Diagrama de temas
Welcome to University!
Whether you just graduated from high school (congratulations!) or took a few years off and decided to return (congratulations!), you will come to understand there are many differences between secondary and post-secondary education. A different standard in what is expected of you, a different style of teaching and a different style of learning. It can tough, that first semester... first year... navigating those unknowns. BUT. There are resources at your disposal to help you. In the meantime, here are some stimulating reads that will hopefully make you feel a bit better.
Most university students struggle with time management to some extent, particularly first year students who are transitioning from a stricter high school schedule, to the more unstructured and unsupervised schedule associated with university. It is important to develop strong time management skills early, because once you gain greater control of your time, you are better organized to succeed academically and personally.
The Pomodoro Technique is the simplest way to productively manage your time with only two lists and a timer, by breaking down your workload into small, manageable chunks to stay fresh and focused throughout your day.
The path to success begins with setting goals and finding a way (the specific steps you will take/perform) to reach these goals. By setting specific goals, you are more likely to succeed than by simply trying your best.
The information your professor delivers in class will be the information they use to generate questions for tests and exams. Taking good notes is the first step to being prepared for these assessments and getting the grade you want.
You will do a lot of reading in university... textbook chapters, novels, articles, etc. Behind lecture material, assigned readings are the second source from which your instructors will draw test questions. How you read in university is different than reading let's say... Harry Potter. You want to read actively not passively. Active reading means you are engaged and thinking about the material as you read it. Take a look at the information below to discover how you can improve your reading to become a more effective reader.
Studying and Memory
When you study... you make memories.
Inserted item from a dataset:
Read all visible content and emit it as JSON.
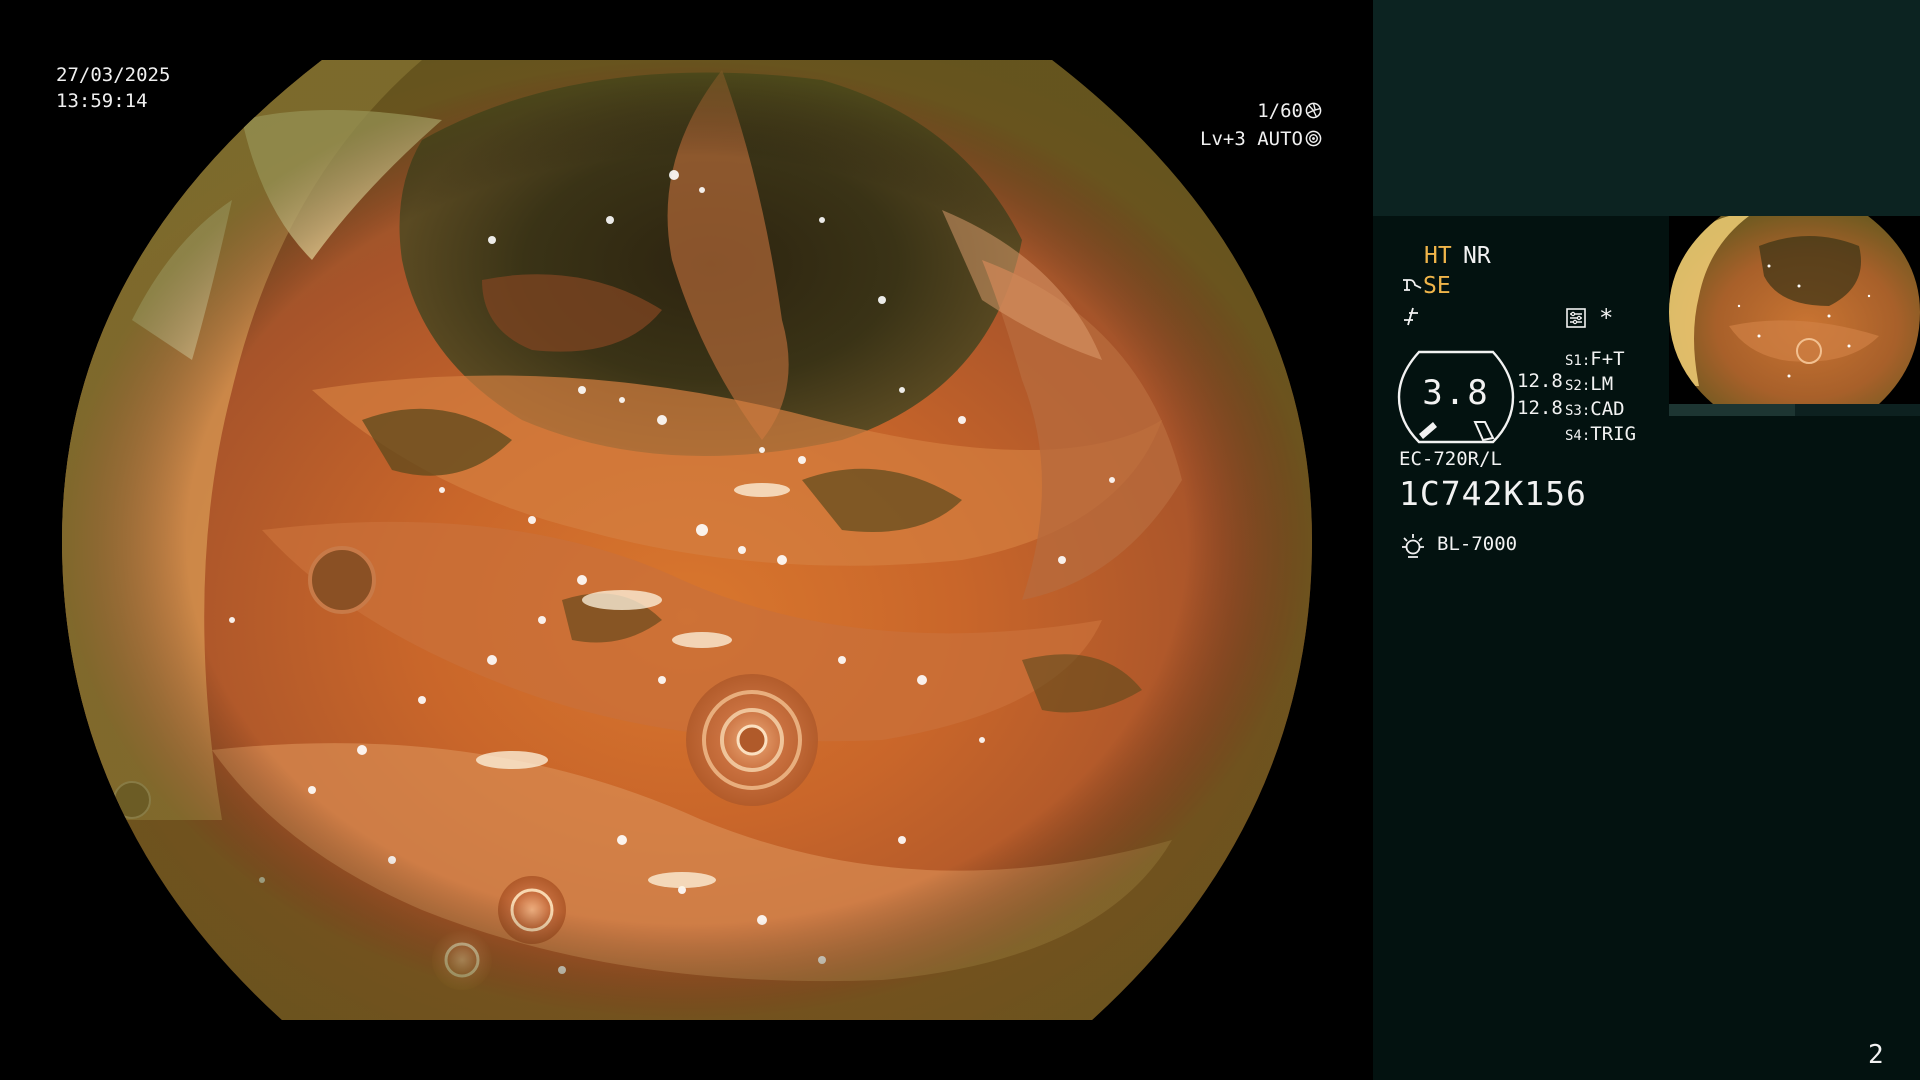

When you make memories... you learn. It is a process that takes place over time (no last minute cramming now!) Your goal is to learn the material deeply (long-term memory) and create well used pathways in your brain for you to easily access that information during a test or exam.
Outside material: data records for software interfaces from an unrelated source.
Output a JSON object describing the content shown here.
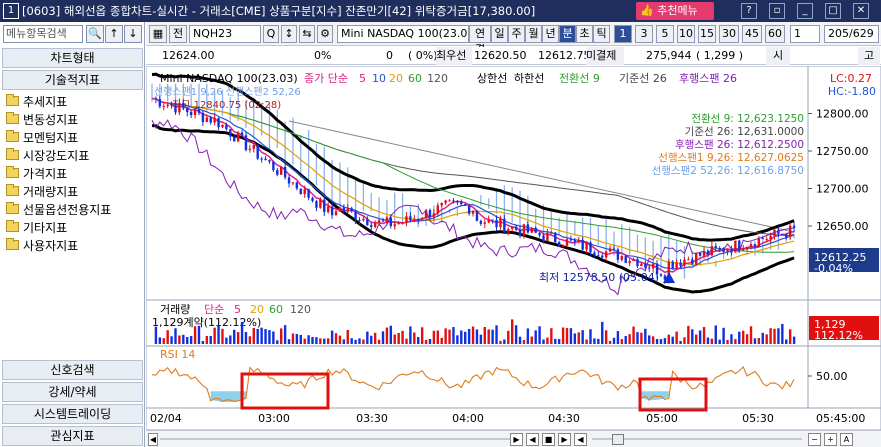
{
  "titlebar": {
    "number": "1",
    "title": "[0603] 해외선옵 종합차트-실시간 - 거래소[CME] 상품구분[지수] 잔존만기[42] 위탁증거금[17,380.00]",
    "recommend_label": "추천메뉴",
    "window_buttons": [
      "?",
      "▫",
      "_",
      "□",
      "✕"
    ]
  },
  "left_panel": {
    "search_placeholder": "메뉴항목검색",
    "search_btn": "🔍",
    "up_btn": "↑",
    "down_btn": "↓",
    "headers": [
      "차트형태",
      "기술적지표"
    ],
    "tree": [
      "추세지표",
      "변동성지표",
      "모멘텀지표",
      "시장강도지표",
      "가격지표",
      "거래량지표",
      "선물옵션전용지표",
      "기타지표",
      "사용자지표"
    ],
    "bottom_headers": [
      "신호검색",
      "강세/약세",
      "시스템트레이딩",
      "관심지표"
    ]
  },
  "toolbar": {
    "icon_btn": "▦",
    "mode": "전",
    "symbol": "NQH23",
    "symbol_name": "Mini NASDAQ 100(23.03)",
    "tabs": [
      "연결",
      "일",
      "주",
      "월",
      "년",
      "분",
      "초",
      "틱"
    ],
    "selected_tab": "분",
    "intervals": [
      "1",
      "3",
      "5",
      "10",
      "15",
      "30",
      "45",
      "60"
    ],
    "selected_interval": "1",
    "count_value": "1",
    "range": "205/629"
  },
  "inforow": {
    "price": "12624.00",
    "change_pct": "0%",
    "vol": "0",
    "vol_pct": "0%",
    "high_label": "최우선",
    "high_a": "12620.50",
    "high_b": "12612.75",
    "open_label": "미결제",
    "open_int": "275,944",
    "open_chg": "( 1,299 )",
    "si_label": "시",
    "go_label": "고"
  },
  "price_chart": {
    "name": "Mini NASDAQ 100(23.03)",
    "ma_label": "종가 단순",
    "ma_periods": [
      "5",
      "10",
      "20",
      "60",
      "120"
    ],
    "upper_band": "상한선",
    "lower_band": "하한선",
    "ichimoku_conv": "전환선 9",
    "ichimoku_base": "기준선 26",
    "ichimoku_lag": "후행스팬 26",
    "lead_span_text": "선행스팬1 9,26 선행스팬2 52,26",
    "high_marker": "최고 12840.75 (02:28)",
    "low_marker": "최저 12578.50 (05:04)",
    "lc": "LC:0.27",
    "hc": "HC:-1.80",
    "legend_values": [
      "전환선 9: 12,623.1250",
      "기준선 26: 12,631.0000",
      "후행스팬 26: 12,612.2500",
      "선행스팬1 9,26: 12,627.0625",
      "선행스팬2 52,26: 12,616.8750"
    ],
    "y_ticks": [
      "12800.00",
      "12750.00",
      "12700.00",
      "12650.00"
    ],
    "current_price": "12612.25",
    "current_pct": "-0.04%"
  },
  "volume_chart": {
    "title": "거래량",
    "ma_label": "단순",
    "periods": [
      "5",
      "20",
      "60",
      "120"
    ],
    "info": "1,129계약(112.12%)",
    "current": "1,129",
    "current_pct": "112.12%"
  },
  "rsi_chart": {
    "title": "RSI 14",
    "tick": "50.00"
  },
  "x_axis": {
    "date": "02/04",
    "times": [
      "03:00",
      "03:30",
      "04:00",
      "04:30",
      "05:00",
      "05:30"
    ],
    "end_time": "05:45:00"
  },
  "colors": {
    "title_bg": "#1f2e5c",
    "ma5": "#e0218a",
    "ma10": "#2455d6",
    "ma20": "#e0a000",
    "ma60": "#2e9e2e",
    "ma120": "#555555",
    "band": "#000000",
    "cloud": "#6fa0e6",
    "rsi": "#e07b1a",
    "highlight": "#e01010"
  },
  "bottom_bar": {
    "controls": [
      "◀",
      "▶",
      "■",
      "▶",
      "◀"
    ],
    "zoom": [
      "−",
      "+",
      "A"
    ]
  }
}
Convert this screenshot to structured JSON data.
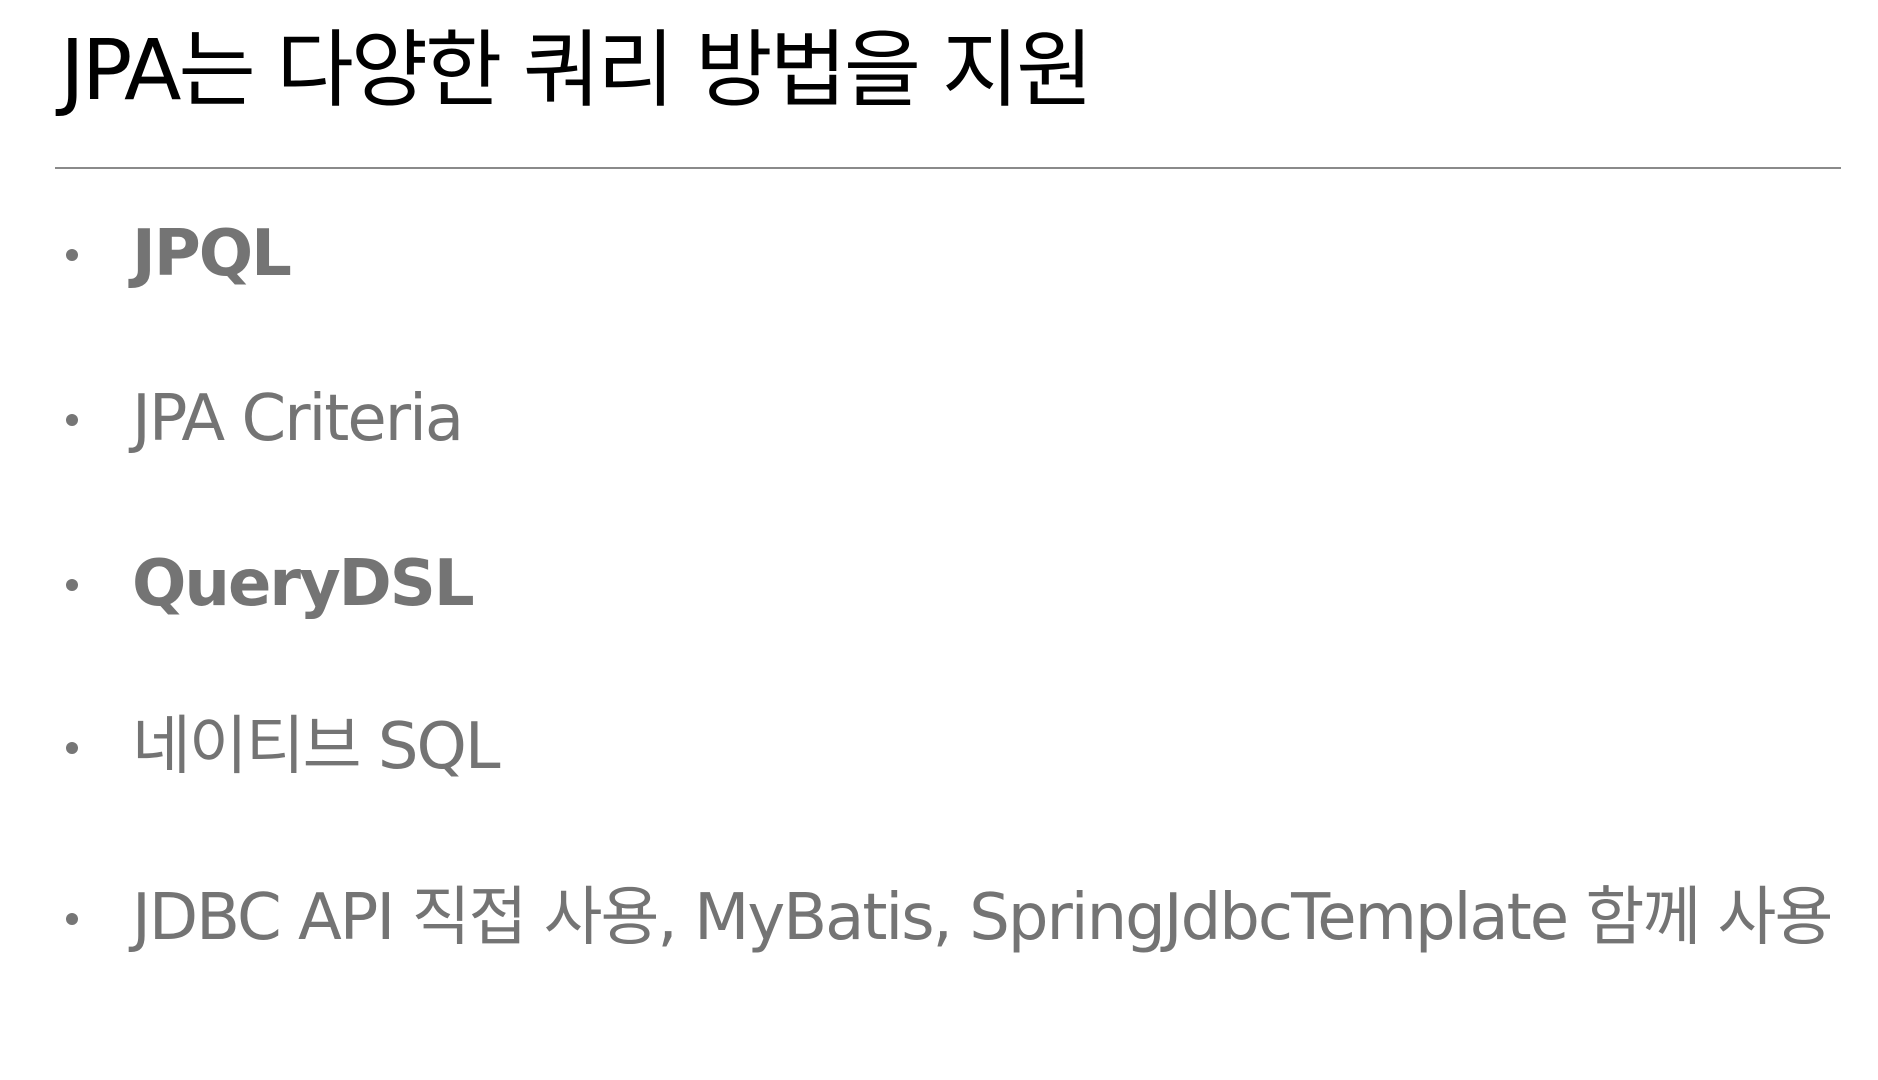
{
  "slide": {
    "title": "JPA는 다양한 쿼리 방법을 지원",
    "bullets": [
      {
        "text": "JPQL",
        "bold": true
      },
      {
        "text": "JPA Criteria",
        "bold": false
      },
      {
        "text": "QueryDSL",
        "bold": true
      },
      {
        "text": "네이티브 SQL",
        "bold": false
      },
      {
        "text": "JDBC API 직접 사용, MyBatis, SpringJdbcTemplate 함께 사용",
        "bold": false
      }
    ]
  },
  "colors": {
    "background": "#ffffff",
    "title": "#000000",
    "bullet_text": "#747474",
    "divider": "#8a8a8a"
  }
}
Test Taking Strategies
You will be required to write tests throughout your degree. And midterms and final exams. [Insert false cheer here.] This section addresses various strategies that will improve your performance on these tests, from what to do when you begin, to multiple choice, to writing essay questions, and what you should do when you finish.
Higher Level Thinking
We are subject to a lot of information. Commercials where companies want us to buy their products. Books whose authors want us to agree with them. Politicians whose views they want us to accept. University teaches us to think at a higher level. At the very foundation of this thinking, we ask questions such as why? What? How? What if? We dissect the information we are fed so we might form our own, well-thought opinions. Higher Level Thinking teaches us to see flaws, bias, and prejudice. Below is some information on the types of higher level thinking, how to do it, and some common mistakes to avoid.